How to Use the Standard Tax Deduction

The Internal Revenue Service doesn’t expect us to pay tax on every single dollar of income. It’s understood that it costs us money to live, so the IRS lets us keep some income that it doesn’t demand a share of. It offers taxpayers two options for reducing their taxable incomes.

Individuals can deduct the amount of the tax year’s standard deduction, or they can add up everything they spent on tax-deductible expenses over the course of the year, such as medical expenses, charitable giving, and work-related expenses, then subtract the total from their incomes.

It’s an either/or situation. You can’t do both. The personal exemption amount and the standard deduction or itemized deductions reduce your adjusted gross income to arrive at your taxable income.

You’ll want to choose the option that will reduce your taxable income—and, by extension, your tax liability—the most, giving you the best possible savings on your tax return. According to the IRS, about 60 percent of taxpayers choose the standard deduction.

How Much Is the Standard Deduction?

The standard deduction you qualify for depends on your filing status, your age, and whether you’re blind. The number is adjusted each year to keep pace with inflation. These are the standard deduction amounts for current years.
Year 2018

Standard Deduction Amounts
Filing Status Year 2016 Year 2017 Year 2018
Single $6,300 $6,350 $12,000
Head of Household $9,300 $9,350 $18,000
Married Filing Jointly $12,600 $12,700 $24,000
Married Filing Separately $6,300 $6,350 $12,000
Qualifying Widow or Widower $12,600 $12,700 $24,000
Additional Standard Deduction for Blindness or Age
Single or head of household $1,550 $1,550 $1,600
Married filing jointly, Married filing separately, or qualifying widow or widower $1,250 $1,250 $1,300

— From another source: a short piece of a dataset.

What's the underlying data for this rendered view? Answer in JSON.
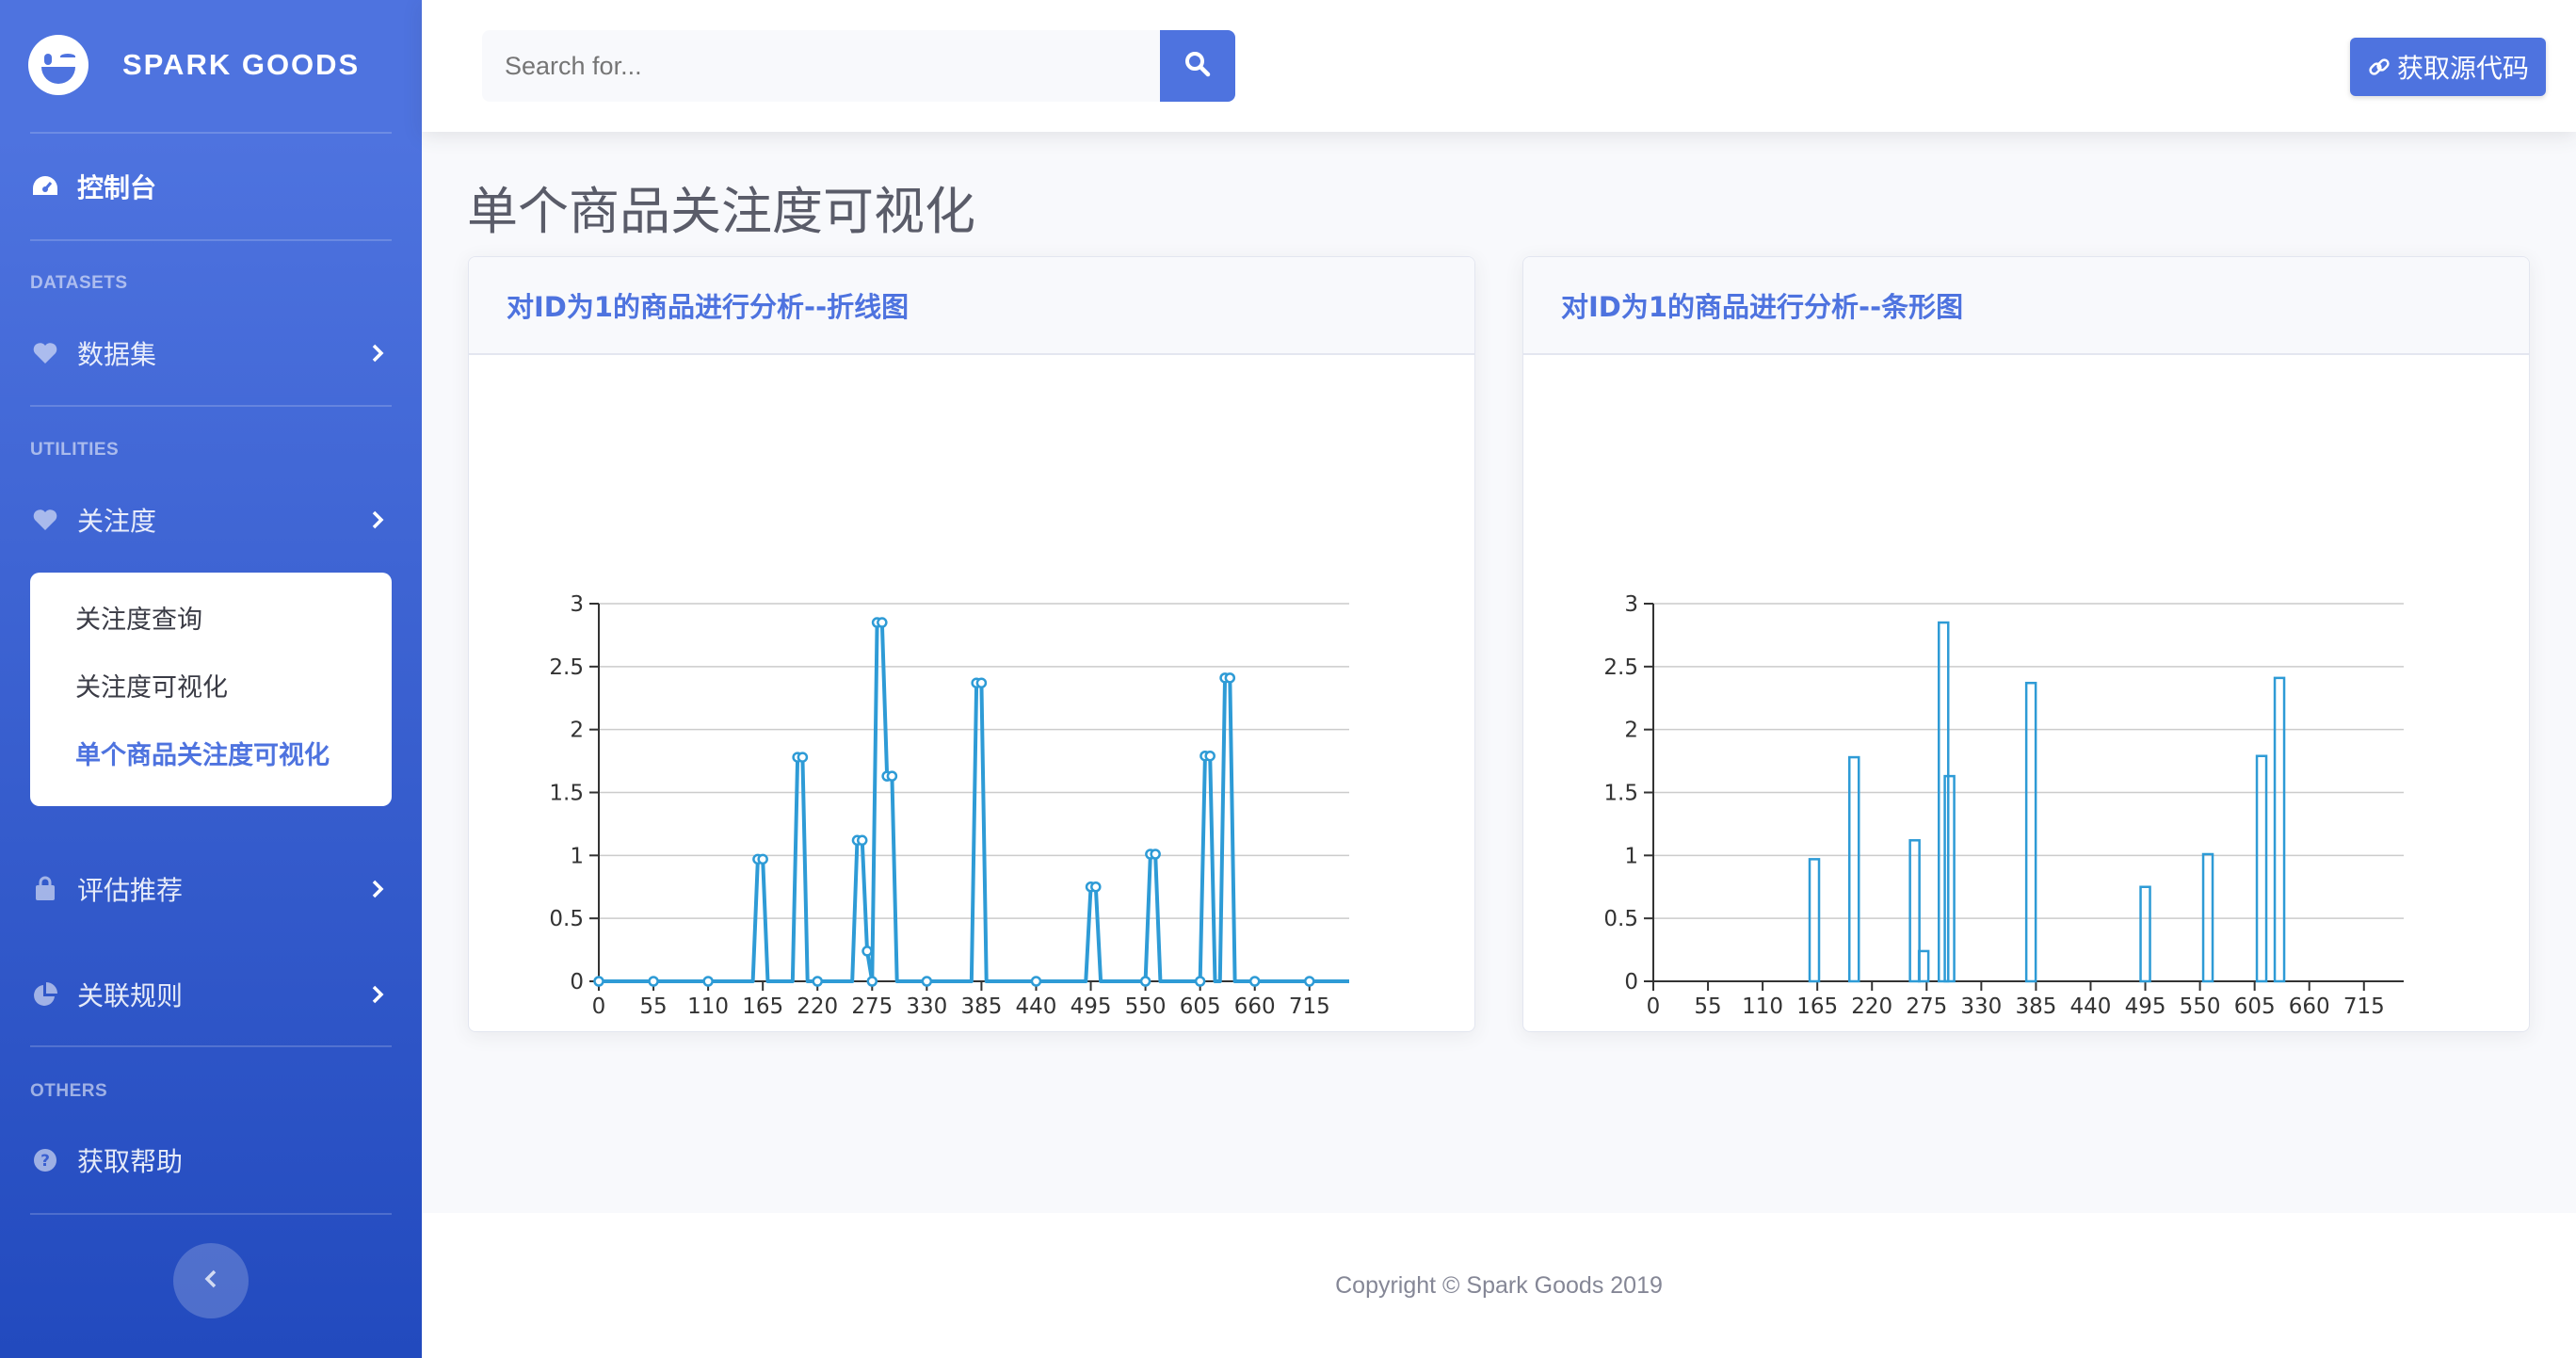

The Additional Standard Deduction Based on Age or Blindness

People who are age 65 or older and individuals who are legally blind receive an additional standard deduction. It’s calculated by adding the taxpayer’s standard deduction based on his filing status plus the additional amount noted in the chart above.

A single taxpayer who is age 65 would be entitled to a standard deduction of $7,900 in tax year 2017: The regular standard deduction amount of $6,350 plus an additional $1,550.

Special Rule for Married Couples Filing Separate Returns

You and your spouse must both take the standard deduction or you must both itemize your deductions if you’re married but filing separate returns. You can’t mix-and-match with one spouse itemizing and the other taking the standard deduction. It usually makes sense to figure your taxes both ways with each spouse itemizing and each spouse taking the standard deduction to find out which yields the best overall tax savings for you.

Standard Deduction Amounts for Dependents

Taxpayers who can be claimed as dependents on someone else’s tax return have variable standard deduction amounts. As of 2017, your standard deduction is limited to either $1,050 or your earned income plus $350, whichever is more. The deduction is capped at the amount of the standard deduction for your filing status—it can’t be more.